> Material provided
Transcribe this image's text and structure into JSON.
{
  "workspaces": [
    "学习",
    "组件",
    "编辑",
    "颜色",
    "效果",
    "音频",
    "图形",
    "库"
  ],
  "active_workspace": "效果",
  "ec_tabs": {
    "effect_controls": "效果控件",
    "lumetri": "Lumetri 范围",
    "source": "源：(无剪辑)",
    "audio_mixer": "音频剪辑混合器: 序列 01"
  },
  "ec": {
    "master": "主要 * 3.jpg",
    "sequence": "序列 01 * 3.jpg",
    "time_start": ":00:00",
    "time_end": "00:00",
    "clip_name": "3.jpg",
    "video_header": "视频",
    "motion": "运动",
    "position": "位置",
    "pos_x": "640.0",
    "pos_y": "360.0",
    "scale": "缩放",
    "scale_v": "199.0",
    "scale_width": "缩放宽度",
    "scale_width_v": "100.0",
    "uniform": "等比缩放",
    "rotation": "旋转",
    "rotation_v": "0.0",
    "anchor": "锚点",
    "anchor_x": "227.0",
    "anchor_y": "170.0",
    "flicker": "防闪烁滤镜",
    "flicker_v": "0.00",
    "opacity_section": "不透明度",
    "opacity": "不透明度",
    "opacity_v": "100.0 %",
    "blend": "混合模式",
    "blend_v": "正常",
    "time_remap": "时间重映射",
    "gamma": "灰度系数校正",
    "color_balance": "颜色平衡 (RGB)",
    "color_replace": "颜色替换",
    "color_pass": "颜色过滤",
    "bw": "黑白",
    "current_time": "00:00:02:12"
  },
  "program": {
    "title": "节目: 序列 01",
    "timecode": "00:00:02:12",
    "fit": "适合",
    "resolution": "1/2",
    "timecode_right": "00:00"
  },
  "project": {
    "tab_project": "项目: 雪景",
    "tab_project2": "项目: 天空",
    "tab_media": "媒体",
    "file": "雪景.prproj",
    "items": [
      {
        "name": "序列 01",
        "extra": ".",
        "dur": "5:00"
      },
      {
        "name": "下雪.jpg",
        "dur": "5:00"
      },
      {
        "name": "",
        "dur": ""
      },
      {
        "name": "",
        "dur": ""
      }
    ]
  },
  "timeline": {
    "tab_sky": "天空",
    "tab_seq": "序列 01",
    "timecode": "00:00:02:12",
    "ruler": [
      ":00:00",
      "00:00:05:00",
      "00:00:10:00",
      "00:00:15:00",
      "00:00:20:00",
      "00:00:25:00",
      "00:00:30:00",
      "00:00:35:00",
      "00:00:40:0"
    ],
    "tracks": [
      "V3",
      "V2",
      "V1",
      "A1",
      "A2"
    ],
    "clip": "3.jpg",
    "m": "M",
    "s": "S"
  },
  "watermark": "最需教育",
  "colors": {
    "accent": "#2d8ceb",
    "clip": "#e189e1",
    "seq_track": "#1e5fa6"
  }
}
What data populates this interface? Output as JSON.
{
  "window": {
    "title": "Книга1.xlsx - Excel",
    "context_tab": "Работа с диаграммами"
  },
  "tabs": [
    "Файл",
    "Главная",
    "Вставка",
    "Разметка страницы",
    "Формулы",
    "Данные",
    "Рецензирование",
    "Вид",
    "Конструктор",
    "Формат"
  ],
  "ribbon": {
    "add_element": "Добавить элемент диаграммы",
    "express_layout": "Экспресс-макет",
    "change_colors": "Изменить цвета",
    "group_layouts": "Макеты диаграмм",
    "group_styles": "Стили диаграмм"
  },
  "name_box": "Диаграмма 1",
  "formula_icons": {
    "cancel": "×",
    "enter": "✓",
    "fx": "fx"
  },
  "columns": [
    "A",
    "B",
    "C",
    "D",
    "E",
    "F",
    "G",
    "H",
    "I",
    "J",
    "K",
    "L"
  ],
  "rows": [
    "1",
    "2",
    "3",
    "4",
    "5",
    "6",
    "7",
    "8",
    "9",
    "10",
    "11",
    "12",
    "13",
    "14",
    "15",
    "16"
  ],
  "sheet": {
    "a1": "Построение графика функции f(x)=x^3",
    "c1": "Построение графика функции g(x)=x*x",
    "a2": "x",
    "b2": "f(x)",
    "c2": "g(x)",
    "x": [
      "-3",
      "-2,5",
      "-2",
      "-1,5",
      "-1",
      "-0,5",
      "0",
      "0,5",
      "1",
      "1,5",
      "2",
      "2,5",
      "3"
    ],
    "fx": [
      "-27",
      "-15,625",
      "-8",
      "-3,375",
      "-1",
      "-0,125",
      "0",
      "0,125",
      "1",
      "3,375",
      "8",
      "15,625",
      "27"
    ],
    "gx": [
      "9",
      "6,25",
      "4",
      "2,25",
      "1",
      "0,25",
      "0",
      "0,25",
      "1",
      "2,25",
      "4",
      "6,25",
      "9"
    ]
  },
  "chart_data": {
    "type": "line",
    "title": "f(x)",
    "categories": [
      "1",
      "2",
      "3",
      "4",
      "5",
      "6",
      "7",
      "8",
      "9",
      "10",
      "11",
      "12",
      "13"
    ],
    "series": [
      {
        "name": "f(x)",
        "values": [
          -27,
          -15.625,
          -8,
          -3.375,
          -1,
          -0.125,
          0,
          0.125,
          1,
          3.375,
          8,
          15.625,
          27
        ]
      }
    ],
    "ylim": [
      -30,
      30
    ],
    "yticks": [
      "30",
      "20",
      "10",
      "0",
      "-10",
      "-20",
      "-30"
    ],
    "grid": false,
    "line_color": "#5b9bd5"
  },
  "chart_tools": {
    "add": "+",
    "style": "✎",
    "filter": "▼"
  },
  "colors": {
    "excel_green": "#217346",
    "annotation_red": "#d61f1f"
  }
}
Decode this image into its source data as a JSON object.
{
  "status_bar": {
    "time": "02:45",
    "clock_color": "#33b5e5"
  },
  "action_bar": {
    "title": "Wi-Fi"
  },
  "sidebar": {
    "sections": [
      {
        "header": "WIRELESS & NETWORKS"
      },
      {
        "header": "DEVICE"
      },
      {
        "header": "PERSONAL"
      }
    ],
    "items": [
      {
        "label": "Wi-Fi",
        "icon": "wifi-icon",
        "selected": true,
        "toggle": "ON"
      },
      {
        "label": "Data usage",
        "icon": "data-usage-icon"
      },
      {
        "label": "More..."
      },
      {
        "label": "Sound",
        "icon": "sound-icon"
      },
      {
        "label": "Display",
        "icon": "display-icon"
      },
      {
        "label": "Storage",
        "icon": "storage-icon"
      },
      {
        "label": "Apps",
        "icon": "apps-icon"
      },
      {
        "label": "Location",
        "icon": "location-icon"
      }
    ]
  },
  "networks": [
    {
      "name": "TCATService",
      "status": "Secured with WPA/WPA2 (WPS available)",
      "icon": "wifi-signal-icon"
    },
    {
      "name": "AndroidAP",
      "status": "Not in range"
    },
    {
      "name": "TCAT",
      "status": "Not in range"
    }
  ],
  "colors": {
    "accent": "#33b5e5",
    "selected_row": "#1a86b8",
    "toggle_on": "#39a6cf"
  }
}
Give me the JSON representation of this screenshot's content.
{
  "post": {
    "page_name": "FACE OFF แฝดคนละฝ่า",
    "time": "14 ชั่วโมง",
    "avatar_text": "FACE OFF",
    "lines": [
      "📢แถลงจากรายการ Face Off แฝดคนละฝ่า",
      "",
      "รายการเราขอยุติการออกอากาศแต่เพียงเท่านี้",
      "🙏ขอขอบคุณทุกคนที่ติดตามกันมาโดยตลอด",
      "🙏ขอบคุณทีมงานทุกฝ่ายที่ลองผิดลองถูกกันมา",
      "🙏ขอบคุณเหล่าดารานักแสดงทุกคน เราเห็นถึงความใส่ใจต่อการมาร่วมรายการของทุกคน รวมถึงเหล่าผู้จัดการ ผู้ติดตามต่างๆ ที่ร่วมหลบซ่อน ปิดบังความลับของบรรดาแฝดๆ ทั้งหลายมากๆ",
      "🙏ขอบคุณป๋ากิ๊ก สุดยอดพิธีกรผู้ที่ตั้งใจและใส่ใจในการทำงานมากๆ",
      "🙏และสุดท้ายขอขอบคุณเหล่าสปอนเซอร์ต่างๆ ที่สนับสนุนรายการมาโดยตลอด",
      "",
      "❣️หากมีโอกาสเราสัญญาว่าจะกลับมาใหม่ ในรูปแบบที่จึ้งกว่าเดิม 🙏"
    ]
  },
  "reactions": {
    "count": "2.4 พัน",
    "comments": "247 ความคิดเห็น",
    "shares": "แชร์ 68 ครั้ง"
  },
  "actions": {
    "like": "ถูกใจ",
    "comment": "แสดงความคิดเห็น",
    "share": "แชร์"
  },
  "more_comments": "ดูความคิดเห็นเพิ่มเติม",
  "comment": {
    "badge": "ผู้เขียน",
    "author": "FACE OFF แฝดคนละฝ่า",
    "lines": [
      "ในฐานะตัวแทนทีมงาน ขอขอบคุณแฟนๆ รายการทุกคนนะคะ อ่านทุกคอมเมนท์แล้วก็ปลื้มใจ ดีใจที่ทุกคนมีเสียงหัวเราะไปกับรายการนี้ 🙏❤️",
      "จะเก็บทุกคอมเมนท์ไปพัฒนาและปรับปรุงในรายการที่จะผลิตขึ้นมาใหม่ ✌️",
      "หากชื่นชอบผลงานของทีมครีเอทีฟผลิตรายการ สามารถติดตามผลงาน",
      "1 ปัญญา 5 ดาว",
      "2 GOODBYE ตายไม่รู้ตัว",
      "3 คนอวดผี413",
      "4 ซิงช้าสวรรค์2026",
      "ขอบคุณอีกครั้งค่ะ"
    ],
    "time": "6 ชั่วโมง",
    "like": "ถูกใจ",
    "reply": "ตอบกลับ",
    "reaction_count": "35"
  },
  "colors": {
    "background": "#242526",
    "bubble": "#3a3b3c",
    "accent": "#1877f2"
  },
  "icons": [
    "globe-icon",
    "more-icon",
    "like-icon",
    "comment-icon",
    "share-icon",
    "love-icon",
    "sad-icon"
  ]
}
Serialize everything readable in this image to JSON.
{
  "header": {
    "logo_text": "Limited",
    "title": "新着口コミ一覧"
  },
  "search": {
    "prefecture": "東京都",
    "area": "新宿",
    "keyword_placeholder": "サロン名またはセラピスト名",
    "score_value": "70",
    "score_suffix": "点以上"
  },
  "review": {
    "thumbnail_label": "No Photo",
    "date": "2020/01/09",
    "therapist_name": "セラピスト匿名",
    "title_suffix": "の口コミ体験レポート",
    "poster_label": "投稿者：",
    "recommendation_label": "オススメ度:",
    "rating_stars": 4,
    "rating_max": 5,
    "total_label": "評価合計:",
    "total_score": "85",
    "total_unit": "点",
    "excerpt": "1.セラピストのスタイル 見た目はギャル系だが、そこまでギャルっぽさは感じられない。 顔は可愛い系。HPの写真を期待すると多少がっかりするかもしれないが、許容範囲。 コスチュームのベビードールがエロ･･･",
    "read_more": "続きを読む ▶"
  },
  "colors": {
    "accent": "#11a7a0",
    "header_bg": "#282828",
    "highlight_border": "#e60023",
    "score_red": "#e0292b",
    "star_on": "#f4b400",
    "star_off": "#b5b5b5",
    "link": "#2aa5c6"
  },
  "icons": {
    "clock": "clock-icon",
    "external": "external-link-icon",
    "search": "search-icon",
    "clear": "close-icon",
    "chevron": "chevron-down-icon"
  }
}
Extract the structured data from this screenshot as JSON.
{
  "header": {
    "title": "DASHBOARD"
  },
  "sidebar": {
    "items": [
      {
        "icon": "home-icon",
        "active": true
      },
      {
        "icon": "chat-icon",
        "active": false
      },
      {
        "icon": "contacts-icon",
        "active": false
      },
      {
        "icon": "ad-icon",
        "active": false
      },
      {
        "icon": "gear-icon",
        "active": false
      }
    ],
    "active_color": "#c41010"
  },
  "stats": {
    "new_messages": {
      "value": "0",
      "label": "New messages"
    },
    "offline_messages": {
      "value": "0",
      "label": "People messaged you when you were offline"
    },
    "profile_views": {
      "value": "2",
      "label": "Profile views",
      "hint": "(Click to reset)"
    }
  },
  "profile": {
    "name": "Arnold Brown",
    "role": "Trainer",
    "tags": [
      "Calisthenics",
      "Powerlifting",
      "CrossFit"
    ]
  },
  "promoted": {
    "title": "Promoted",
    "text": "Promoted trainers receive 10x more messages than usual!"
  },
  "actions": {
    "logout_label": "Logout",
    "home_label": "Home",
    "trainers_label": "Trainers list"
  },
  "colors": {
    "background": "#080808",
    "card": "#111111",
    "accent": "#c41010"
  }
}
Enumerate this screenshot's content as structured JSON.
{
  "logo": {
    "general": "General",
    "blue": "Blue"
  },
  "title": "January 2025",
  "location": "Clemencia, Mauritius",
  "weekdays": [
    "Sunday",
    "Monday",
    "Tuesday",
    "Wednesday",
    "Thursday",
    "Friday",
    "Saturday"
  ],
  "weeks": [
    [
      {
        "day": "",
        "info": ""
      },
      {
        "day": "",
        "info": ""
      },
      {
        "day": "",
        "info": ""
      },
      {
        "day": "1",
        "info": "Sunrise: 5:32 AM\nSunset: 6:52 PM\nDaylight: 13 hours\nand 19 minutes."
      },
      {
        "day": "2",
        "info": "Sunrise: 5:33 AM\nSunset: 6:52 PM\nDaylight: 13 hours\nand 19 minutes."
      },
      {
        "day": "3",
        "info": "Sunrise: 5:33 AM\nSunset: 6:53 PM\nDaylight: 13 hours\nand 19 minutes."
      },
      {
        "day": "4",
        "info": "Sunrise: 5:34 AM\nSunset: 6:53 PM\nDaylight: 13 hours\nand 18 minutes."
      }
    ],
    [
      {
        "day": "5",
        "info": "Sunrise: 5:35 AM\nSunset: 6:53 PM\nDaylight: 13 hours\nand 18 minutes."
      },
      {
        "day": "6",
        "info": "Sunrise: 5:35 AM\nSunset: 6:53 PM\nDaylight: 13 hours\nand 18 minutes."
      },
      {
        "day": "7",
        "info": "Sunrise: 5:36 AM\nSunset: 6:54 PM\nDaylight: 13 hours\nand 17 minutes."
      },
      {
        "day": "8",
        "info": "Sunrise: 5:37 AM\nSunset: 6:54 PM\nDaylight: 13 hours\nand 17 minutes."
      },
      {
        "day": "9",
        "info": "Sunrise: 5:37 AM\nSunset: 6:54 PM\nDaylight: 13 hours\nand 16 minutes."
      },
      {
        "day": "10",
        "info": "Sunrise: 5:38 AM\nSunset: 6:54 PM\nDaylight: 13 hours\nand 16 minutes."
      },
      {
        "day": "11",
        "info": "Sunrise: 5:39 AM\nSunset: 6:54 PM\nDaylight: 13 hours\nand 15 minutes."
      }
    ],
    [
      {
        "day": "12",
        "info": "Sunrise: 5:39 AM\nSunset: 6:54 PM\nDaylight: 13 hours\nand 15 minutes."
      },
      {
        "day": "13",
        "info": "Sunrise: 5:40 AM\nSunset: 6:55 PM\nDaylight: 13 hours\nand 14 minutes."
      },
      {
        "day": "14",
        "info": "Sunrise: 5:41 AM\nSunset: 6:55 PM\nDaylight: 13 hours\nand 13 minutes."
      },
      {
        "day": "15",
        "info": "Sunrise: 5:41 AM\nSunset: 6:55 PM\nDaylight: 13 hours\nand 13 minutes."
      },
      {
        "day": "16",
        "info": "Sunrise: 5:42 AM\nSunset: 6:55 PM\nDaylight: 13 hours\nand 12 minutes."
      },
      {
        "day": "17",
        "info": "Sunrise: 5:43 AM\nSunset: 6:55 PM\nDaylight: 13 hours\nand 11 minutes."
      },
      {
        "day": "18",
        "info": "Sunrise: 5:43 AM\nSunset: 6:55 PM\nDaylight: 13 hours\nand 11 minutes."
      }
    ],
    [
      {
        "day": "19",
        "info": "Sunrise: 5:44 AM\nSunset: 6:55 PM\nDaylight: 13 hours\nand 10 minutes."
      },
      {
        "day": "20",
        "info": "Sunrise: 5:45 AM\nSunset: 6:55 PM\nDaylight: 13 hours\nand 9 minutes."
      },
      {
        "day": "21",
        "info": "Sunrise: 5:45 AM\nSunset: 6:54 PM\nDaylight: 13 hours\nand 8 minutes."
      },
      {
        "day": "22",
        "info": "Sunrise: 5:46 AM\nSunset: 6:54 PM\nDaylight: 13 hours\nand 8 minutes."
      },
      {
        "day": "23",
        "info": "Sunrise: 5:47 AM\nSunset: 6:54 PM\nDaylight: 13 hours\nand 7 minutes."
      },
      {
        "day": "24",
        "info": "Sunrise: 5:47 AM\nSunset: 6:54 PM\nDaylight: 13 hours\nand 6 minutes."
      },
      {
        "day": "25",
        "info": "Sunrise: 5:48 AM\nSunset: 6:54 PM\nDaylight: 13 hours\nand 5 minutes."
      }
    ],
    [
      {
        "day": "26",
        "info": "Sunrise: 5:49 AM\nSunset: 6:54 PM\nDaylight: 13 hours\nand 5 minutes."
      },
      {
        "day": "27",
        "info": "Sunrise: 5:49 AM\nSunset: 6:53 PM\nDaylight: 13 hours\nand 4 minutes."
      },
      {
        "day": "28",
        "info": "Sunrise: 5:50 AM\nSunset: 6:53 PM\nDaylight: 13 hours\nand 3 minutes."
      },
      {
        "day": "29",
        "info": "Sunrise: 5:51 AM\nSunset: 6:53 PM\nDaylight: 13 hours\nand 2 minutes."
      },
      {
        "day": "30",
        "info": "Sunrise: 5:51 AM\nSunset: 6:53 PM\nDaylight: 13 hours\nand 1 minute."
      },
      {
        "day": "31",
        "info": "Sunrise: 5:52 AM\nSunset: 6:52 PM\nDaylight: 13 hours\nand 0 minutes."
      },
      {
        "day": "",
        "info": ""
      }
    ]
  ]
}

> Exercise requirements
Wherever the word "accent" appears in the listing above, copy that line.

> Written response
    "accent": "#2d8ceb",
    "accent": "#33b5e5",
    "accent": "#1877f2"
    "accent": "#11a7a0",
    "accent": "#c41010"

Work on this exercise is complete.